But, I’d also like to add the option of giving me Canadian and Ontario stuff. I can’t find it; and to me, that’s a show stopper for making this a permanent place for morning reading.

Now, I’m honest enough to let you know that I’ll accept humility if someone could come forward and tell me how to configure it for what I’m looking for. I like the integration into the browser but to be honest, I still have a tab open and devoted to Flipboard for my daily motivation.

Little help here?

Private relay


Man, this is a utility that I could have used a long time ago and still wish I could use it today.

Today, it would be nice for all teachers to have access as well.

How many times have you signed up for a newsletter, download a piece of software, or wanted access to a web service and you’re asked to provide your email address? All the time, right? Then, in a lot of cases, you do your evaluation of things and decide that you’re no longer interested. But, the email keeps on coming. Sometimes, it’s even begging you to return. Or the worst, your original request to be removed was honoured but your email address has been sold to another entity who are bombarding your mailbox with something else.

Now, I have no hesitation whatsoever with someone that offers me a service, I like it, and I want to support it. It’s the abuse of my email address being used for something else that really bothers me.

Like most people, I have a few different email addresses for different purposes, including software testing.

In this day and age though, there are a lot of teachers looking for new and exciting ways to engage students and they’re trying out alternatives, only to find themselves on a never-ending mailing list. There are well-intentioned people that are providing links to this and links to that but, more often than not, an email address is required to access things.

Mozilla has announced a new service called Private Relay that may very well help you out in your quest to find the next great thing. The concept seems simple enough; whenever you visit a website that wants an email address, this extension will generate a “burner” email address on the fly.

This helps you meet the requirement that you provide an email address to access things and keeps you in touch with the server and your real email address safe.

While we could use this service right now, sadly it’s still in testing and you have to be invited to the party to be able to use it.

But, the concept really excites me. It’s definitely something that I would put to good use so I’m going to keep my eyes on the formal release to the general public.

And, the best thing, is that this project is open source which means that anyone can look at the code. Check it out here.

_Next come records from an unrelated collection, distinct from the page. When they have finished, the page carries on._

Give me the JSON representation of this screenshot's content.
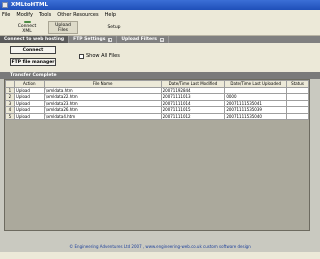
{
  "window": {
    "title": "XMLtoHTML"
  },
  "menu": [
    "File",
    "Modify",
    "Tools",
    "Other Resources",
    "Help"
  ],
  "toolbar": {
    "connect_label": "Connect\nXML",
    "upload_label": "Upload\nFiles",
    "setup_label": "Setup"
  },
  "tabs": [
    {
      "label": "Connect to web hosting",
      "active": true
    },
    {
      "label": "FTP Settings",
      "active": false
    },
    {
      "label": "Upload Filters",
      "active": false
    }
  ],
  "panel": {
    "connect_button": "Connect",
    "ftp_button": "FTP file manager",
    "show_all_label": "Show All Files",
    "show_all_checked": false
  },
  "status": {
    "label": "Transfer Complete"
  },
  "table": {
    "columns": [
      "",
      "Action",
      "File Name",
      "Date/Time Last Modified",
      "Date/Time Last Uploaded",
      "Status"
    ],
    "rows": [
      {
        "index": "1",
        "action": "Upload",
        "file": "\\xmldata.htm",
        "modified": "20071192844",
        "uploaded": "",
        "status": ""
      },
      {
        "index": "2",
        "action": "Upload",
        "file": "\\xmldata22.htm",
        "modified": "20071111013",
        "uploaded": "0000",
        "status": ""
      },
      {
        "index": "3",
        "action": "Upload",
        "file": "\\xmldata23.htm",
        "modified": "20071111014",
        "uploaded": "20071111535041",
        "status": ""
      },
      {
        "index": "4",
        "action": "Upload",
        "file": "\\xmldata26.htm",
        "modified": "20071111015",
        "uploaded": "20071111535039",
        "status": ""
      },
      {
        "index": "5",
        "action": "Upload",
        "file": "\\xmldata4.htm",
        "modified": "20071111012",
        "uploaded": "20071111535040",
        "status": ""
      }
    ]
  },
  "footer": {
    "text": "© Engineering Adventures Ltd 2007 , www.engineering-web.co.uk custom software design"
  }
}
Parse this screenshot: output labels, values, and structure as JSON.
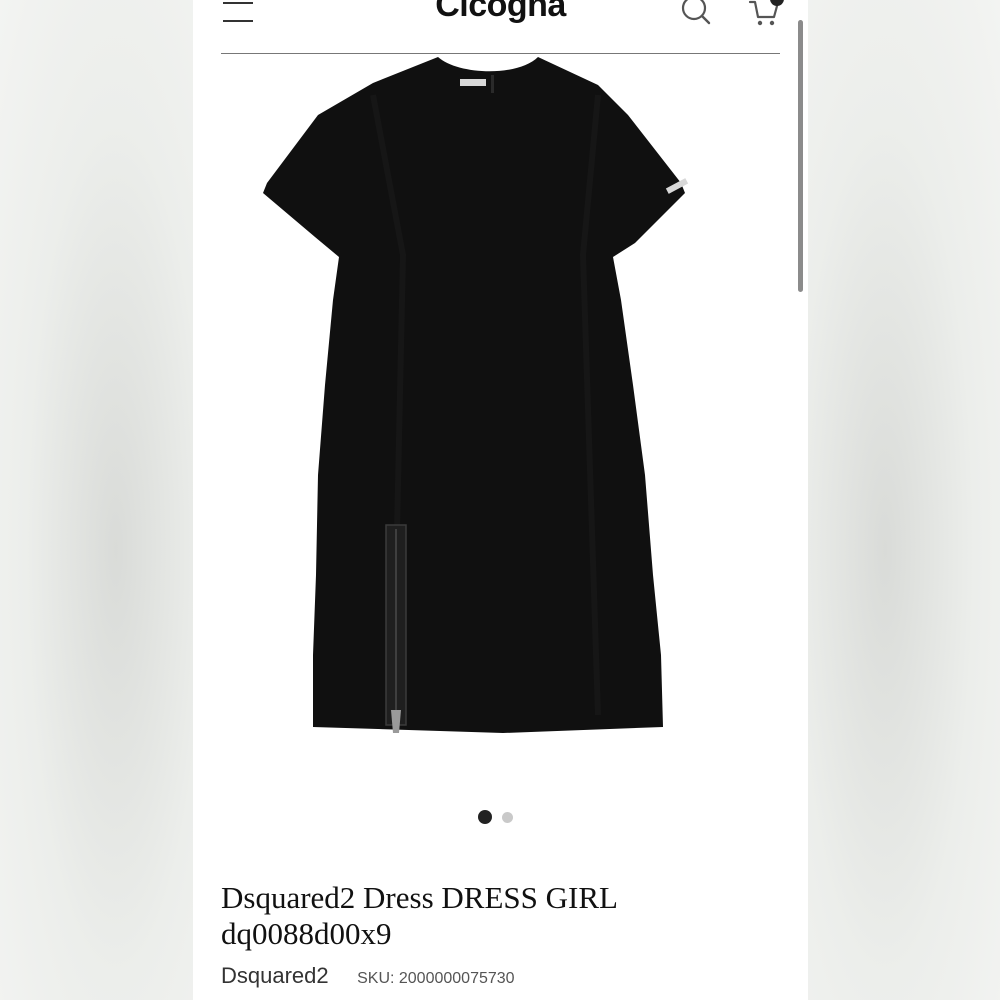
{
  "header": {
    "logo": "Cicogna",
    "menu_icon": "hamburger-menu-icon",
    "search_icon": "search-icon",
    "cart_icon": "shopping-cart-icon"
  },
  "product": {
    "image_alt": "dress-photo",
    "title": "Dsquared2 Dress DRESS GIRL dq0088d00x9",
    "brand": "Dsquared2",
    "sku": "SKU: 2000000075730"
  },
  "carousel": {
    "total": 2,
    "active": 1
  },
  "colors": {
    "text": "#111111",
    "dot_active": "#222222",
    "dot_inactive": "#c9c9c9"
  }
}
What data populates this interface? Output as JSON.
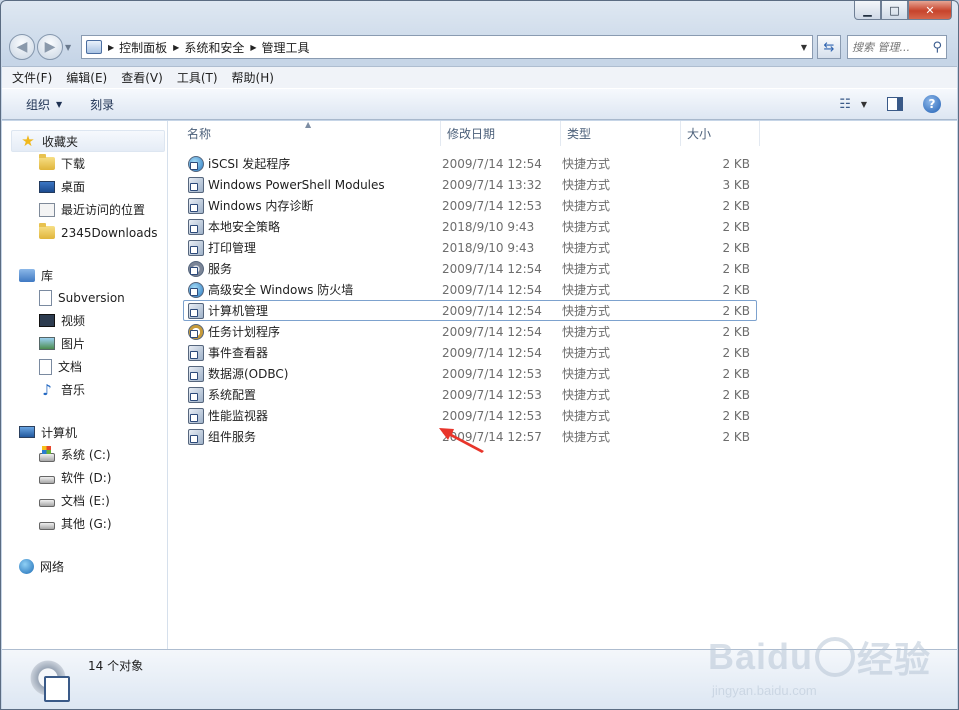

In the meantime, be wary of websites that offers lists of “great resources”. It’s easy to say, here’s a link, here’s a link, … The real value comes when the list maker gives you an indication of grade level and curriculum expectations that can be addressed by using the resource. Perhaps they should also give an indication if an email address is required in order to access that resource. That would help you protect your online identity and that’s always a good thing.

I’d be interested in hearing your thoughts about providing an email address to online services. Do you have a safety strategy? Would this service from Mozilla be of use to you? Why or why not?